Taking risks

“Go big or go home.” Maine is too far away, so I decided to paint big.
Reflections, Carol L. Douglas

Yesterday’s painting sites included an early industrial site along the Brandywine River, the Masley Glove Factory in Brandywine Village. I love old mills and raceways, so I headed there.

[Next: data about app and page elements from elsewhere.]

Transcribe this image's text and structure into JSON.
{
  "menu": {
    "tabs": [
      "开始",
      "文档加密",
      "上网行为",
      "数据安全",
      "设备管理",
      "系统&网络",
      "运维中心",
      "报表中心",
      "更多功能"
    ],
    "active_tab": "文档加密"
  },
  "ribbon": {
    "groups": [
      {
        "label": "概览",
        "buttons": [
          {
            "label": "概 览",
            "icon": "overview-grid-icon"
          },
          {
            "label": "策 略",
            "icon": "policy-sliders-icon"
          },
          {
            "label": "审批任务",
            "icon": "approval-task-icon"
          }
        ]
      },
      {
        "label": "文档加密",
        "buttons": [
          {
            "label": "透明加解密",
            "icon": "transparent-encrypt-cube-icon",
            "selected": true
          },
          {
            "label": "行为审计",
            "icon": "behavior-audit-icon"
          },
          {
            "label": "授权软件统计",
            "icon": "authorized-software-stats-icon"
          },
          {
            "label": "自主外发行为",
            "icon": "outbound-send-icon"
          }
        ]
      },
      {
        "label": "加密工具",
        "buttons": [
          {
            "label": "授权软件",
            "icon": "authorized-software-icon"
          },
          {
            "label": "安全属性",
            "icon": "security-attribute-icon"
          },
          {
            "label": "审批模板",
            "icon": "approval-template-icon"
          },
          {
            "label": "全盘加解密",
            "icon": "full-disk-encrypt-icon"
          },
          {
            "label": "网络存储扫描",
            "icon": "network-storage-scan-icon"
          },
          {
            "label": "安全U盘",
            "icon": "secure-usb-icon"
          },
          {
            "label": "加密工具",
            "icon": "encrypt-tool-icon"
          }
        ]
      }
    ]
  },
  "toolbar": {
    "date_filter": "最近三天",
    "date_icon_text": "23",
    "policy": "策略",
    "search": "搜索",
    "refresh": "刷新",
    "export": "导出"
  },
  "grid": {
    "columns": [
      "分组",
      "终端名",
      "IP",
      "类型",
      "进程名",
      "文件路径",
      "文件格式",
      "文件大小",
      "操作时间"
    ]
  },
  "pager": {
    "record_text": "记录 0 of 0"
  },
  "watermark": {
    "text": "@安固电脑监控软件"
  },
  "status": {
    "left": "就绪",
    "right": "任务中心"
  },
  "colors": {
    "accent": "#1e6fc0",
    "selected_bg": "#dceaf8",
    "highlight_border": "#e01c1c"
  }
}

Although Brandywine Creek looks like a sleepy, tidal river, it drops about 160 feet from its head of navigation to this point. That was enough to create good mill raceways. To the west were the fertile grain fields of Pennsylvania; just downriver are navigable channels out to the ocean. It was a perfect place to help birth the American Industrial Revolution.
Gilpin’s Mill on the Brandywine, c. 1827, attributed to Thomas Doughty. Courtesy Bryn Mawr.
By 1687, there was a grain mill on the Brandywine. In 1735, Quakers settled across the creek from Wilmington proper. By 1796, the village could grind 400,000 bushels of grain per year.
The first paper mill opened in 1787; the first cotton mill in 1795. In 1802, E.I. du Pont bought in and established his now-famous Eleutherian Mills. By 1810, he was the biggest gunpowder manufacturer in the country. E. I. du Pont de Nemours and Company would become one of the world’s largest conglomerates. It’s still the largest chemical company in the world, in the form of DowDuPont.
Of course, none of this history is visible. That’s both good news and bad news. The water is clean enough to swim in, something that wouldn’t have been possible a few decades ago. But all the beautiful old mills are gone. In some cases, their footings remain as the foundations for modern condos, which line the river on the Brandywine side.
1905 postcard of the Dupont Gunpowder Mills, courtesy of University of Delaware. 
The loveliest building in our vicinity was the Masley glove factory, but it was around the bend from us, hidden by trees. Otherwise, there were platitudes: bridges and trees and the characteristic muddy bank of a mid-Atlantic river. While there was a pretty early twentieth century plant across the river, it was dwarfed by modern office buildings. I’ve escaped the orbit of urban skylines and won’t willingly return.
So I decided to paint the glove factory’s reflection in Brandywine Creek. There was no way such an absurdity would work on a small canvas, so I went large. The wind came up as I painted, so I didn’t capture exactly what I felt. 
Did it work? I don’t really think so, but it was more fun and more challenging than playing it safe. I’m feeling quite a bit better this morning. I can finish—if not in style, than at least with my self-respect intact.